▸ Work instruction: Go through the data below and copy each line where the word "icon" occurs.

▸ Records supplied:
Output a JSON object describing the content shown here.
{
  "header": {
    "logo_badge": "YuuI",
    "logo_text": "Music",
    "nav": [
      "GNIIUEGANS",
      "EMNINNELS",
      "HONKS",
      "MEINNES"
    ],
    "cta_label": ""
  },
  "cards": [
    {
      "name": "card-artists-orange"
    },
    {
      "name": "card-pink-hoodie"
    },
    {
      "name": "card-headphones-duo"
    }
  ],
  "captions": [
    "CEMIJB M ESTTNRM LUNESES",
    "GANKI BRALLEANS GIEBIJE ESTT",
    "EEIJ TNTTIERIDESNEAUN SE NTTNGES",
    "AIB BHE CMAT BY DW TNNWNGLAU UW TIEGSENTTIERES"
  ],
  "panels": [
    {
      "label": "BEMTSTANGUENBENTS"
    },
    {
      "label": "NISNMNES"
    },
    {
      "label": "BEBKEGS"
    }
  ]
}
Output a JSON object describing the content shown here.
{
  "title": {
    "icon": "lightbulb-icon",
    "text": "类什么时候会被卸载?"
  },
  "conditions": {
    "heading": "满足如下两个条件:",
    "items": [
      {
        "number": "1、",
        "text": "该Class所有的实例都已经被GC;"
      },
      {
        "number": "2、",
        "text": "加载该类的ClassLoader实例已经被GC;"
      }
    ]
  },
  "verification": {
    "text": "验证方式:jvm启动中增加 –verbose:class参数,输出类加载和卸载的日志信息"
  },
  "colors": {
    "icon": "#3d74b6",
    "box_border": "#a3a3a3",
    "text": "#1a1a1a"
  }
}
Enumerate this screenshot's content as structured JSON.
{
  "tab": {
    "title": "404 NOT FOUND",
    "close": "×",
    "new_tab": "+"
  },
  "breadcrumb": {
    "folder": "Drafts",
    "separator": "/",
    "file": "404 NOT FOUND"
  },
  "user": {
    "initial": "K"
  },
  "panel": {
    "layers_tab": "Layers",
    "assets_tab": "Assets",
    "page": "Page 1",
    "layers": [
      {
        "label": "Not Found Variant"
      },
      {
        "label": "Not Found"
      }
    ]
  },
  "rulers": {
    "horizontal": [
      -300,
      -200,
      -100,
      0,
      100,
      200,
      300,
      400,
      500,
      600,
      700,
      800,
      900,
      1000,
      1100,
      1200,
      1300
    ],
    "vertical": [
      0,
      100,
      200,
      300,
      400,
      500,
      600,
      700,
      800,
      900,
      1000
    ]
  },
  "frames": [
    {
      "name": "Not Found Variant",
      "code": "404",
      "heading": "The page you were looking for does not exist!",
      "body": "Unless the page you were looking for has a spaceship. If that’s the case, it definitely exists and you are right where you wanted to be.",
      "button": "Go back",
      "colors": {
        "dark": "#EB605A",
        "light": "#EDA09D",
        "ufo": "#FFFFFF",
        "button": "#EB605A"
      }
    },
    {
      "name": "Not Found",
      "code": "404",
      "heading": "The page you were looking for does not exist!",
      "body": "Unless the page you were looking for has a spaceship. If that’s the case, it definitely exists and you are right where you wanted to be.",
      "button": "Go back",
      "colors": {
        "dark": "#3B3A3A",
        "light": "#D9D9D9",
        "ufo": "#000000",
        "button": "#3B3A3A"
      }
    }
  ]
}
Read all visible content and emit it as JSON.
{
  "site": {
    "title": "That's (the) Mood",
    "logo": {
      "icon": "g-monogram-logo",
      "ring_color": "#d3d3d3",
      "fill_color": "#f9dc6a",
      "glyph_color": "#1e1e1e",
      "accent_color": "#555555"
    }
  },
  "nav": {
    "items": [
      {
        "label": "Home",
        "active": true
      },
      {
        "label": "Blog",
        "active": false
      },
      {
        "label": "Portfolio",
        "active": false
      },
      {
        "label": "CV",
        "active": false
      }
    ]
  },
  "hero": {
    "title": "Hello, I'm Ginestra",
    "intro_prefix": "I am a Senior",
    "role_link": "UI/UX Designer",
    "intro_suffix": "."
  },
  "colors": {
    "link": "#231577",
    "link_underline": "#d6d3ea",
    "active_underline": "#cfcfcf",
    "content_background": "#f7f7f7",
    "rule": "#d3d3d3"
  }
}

▸ Exercise output:
    "icon": "lightbulb-icon",
    "icon": "#3d74b6",
      "icon": "g-monogram-logo",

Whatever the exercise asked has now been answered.